“Peleton is a typeface supporting Latin and Cyrillic scripts. During my studies at TypeMedia, a Warsaw-based artist, Mateusz Kubiak asked me to design a booklet for his illustrations. I thought it would be a good idea to design a typeface related to his drawings. The typeface has sharp, crispy tension in the line structure. Peleton was designed with an idea for editorial design and display purposes.”
Postgothic by Sander Pedersen
“Postgothic extracts elements and ideas from blackletter into a collection of hybrid typefaces. Sans combines two historical references: the use of roman capitals with blackletter lowercase, and the modernist rationalization of letterforms. The monolinear uppercase is based on geometric shapes, while the lowercase is a blackletter simplified to having no curves or thin strokes. Serif mixes in gothic qualities in a roman text face: broken, angular curves, narrow proportions, sharp details, serifs based on texture terminals, an even rhythm between stems, and dark color of the text. Compressed is built from modular shapes based on a grid, echoing the monotonous black-and-white rhythm of compact blackletter calligraphy. The horizontal strokes are the same weight as the verticals, making them optically slightly thicker. The collection is not intended to be a conventional type family, although the different styles can be set to work together.”
Siche by Caterina Santullo
“Siche is a wedge-serif typeface system in which calligraphic conventions and details meet in a rigid and mechanical flavor. The project started as a vast study on abstraction, sizes, and gestures, which influenced it at its roots. The Acuto (‘acute’) Condensed Display for posters, borrows energy, light, and spikiness from all the geometrical discoveries made by observing typefaces in very small sizes. It is followed by a text group, Tronco (‘blunt’), of Regular, Black, and Italic Regular, which explores more the vibrations of blunted solids. Siche’s nomadic and whirlwind background pushes each letter to be greedy and play how much they can with unconventional details. Styles are stealing features from each other. It’s a cheeky and fierce typeface that asks for somebody to play with it. Siche finds its maximum expression in Disgraziato (‘miserable’), a compressed light display typeface, which, grotesquely, abuses unorthodox solutions in the treatment of thicknesses and contrast.”
Surround by Ivo Brouwer
“Surround is a chromatic typeface system made for playful typesetting. It consists of 5 unique styles, that can be used both individually and superimposed. Possibilities multiply by varying what style, order and amount of layers you use. For full potential, it is powered by a series of Drawbot scripts. They allow rhythmic typesetting by alternating styles and amounts within sentences or even words. It is tailored especially for analog overprinting printing techniques like Risograph and Stencil.”
Zalfia by Neva Zidić
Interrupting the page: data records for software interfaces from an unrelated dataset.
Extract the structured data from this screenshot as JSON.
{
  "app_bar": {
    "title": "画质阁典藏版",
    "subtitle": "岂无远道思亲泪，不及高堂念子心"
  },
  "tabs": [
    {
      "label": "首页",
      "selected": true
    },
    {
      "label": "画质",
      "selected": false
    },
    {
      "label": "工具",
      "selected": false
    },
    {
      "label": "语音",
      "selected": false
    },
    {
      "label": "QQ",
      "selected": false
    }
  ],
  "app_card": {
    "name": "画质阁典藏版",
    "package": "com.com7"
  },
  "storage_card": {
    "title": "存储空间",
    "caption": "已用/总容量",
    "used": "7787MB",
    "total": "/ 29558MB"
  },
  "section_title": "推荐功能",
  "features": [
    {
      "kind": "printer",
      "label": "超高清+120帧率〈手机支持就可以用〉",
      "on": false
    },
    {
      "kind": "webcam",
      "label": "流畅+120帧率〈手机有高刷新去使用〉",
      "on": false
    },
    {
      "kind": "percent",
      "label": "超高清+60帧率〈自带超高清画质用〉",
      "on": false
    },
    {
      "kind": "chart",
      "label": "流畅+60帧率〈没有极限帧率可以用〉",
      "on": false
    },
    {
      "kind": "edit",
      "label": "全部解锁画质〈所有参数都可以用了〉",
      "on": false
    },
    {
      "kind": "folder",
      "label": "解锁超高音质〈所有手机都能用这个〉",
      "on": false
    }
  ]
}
“Zalfia is a type family inspired by writing and experimenting with a flat brush. The idea was to explore and visualise contrasting personalities and implement their characteristics into letterforms, achieving a range of feelings and emotions that are different, but come from the same tool and belong together. Zalfia has five styles: two opposing displays that keep the cursive construction elements and three text styles, intended to better function in smaller sizes. It offers a group of versatile styles that work well together, but can also be used in different environments and applications. Zalfia was awarded The Certificate of Typographic Excellence from Type Directors Club.”
Explore the stories and the process behind the brand new eleven typefacescreated by the KABK’s Class of 2021 here.